foundation for improvised chords that fill in harmony.
The "rhythm section" of the Baroque period. It included one bass instrument (cello, bassoon, etc.) and one chord instrument (harpsichord, organ, lute, etc.). It was used throughout most of the music of the Baroque period. The most common combination was harpsichord and cello. ( Lesson 7, Page 2) HEAR IT
a bass part written out in full and accompanied by numbers to indicate the chords to be played
Italian for "continuous bass". See figured bass. Also refers to performance group with a bass, chordal instrument (harpsichord, organ), and one bass melody instrument (cello, bassoon).
music that is played by one or more bass instruments and a keyboard instrument; it is one of the most distinct features of the Baroque era
"Continuous Bass", sometimes referred to as "thorough bass". Used in Baroque music, A continuo is a bass line that repeats throughout an entire work, or section of a work. Played by the lowest instrument, a continuo usually consisted of a bass line, and a series of figures.

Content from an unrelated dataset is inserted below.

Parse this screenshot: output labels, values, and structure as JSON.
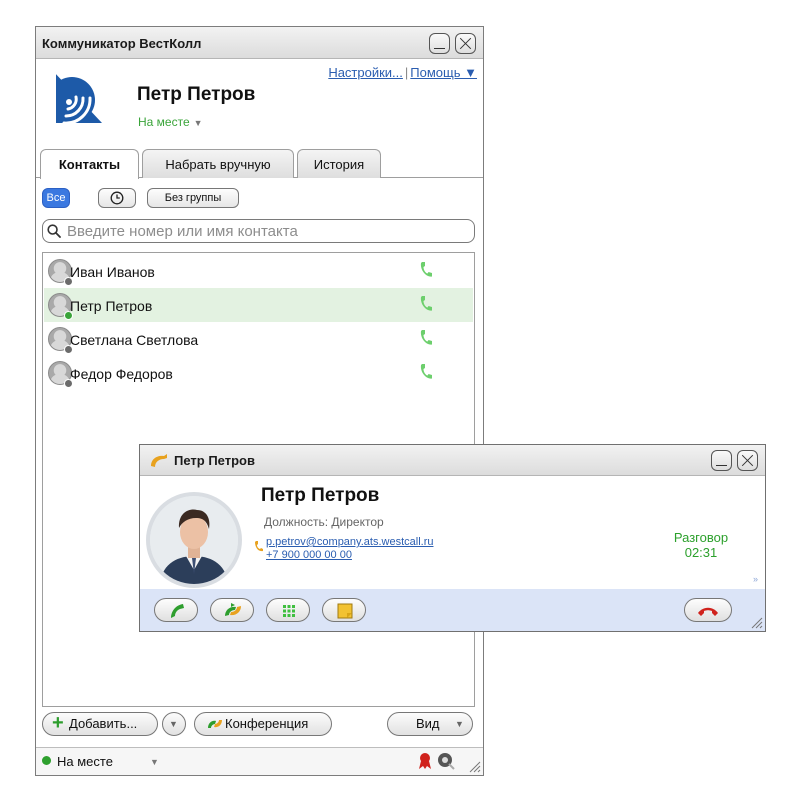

bass line and axxompanying chords for keyboard instruments, used extensively in the Baroque period